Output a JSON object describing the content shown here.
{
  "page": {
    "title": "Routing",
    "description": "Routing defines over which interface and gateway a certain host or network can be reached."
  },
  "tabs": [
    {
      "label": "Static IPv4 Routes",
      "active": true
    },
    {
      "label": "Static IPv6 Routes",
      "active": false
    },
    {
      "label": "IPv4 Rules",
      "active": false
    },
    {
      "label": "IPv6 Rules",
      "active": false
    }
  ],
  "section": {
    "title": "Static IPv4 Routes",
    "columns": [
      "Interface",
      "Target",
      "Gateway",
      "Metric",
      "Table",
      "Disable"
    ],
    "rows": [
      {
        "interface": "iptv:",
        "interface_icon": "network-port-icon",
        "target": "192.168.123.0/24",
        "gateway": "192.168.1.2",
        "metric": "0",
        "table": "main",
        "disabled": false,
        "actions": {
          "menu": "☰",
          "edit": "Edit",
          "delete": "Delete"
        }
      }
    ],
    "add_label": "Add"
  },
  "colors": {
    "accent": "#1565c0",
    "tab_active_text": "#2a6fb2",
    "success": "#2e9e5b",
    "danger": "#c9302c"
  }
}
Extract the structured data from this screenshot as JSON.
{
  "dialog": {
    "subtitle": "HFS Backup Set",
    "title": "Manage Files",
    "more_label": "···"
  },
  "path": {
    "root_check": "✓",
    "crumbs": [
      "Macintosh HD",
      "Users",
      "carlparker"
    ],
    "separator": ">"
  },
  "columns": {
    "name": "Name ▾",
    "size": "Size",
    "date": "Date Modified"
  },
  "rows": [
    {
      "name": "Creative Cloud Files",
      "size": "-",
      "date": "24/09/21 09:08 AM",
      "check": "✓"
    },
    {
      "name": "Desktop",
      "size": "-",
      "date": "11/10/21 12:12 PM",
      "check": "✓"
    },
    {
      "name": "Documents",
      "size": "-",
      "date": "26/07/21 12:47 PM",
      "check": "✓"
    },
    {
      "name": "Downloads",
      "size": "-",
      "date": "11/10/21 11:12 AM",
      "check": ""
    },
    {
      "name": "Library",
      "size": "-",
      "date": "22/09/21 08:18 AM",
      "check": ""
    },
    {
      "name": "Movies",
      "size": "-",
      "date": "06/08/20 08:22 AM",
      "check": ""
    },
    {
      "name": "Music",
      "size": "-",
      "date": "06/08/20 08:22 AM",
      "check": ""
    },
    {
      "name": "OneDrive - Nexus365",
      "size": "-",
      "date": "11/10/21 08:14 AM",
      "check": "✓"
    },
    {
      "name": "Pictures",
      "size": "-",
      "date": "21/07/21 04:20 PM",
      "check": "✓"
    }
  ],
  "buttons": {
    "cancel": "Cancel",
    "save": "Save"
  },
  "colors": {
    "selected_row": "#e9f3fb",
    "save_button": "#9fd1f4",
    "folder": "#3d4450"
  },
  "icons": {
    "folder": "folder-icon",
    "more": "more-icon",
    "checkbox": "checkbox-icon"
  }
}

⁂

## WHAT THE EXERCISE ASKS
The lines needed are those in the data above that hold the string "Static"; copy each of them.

## TASK SOLUTION
      "label": "Static IPv4 Routes",
      "label": "Static IPv6 Routes",
    "title": "Static IPv4 Routes",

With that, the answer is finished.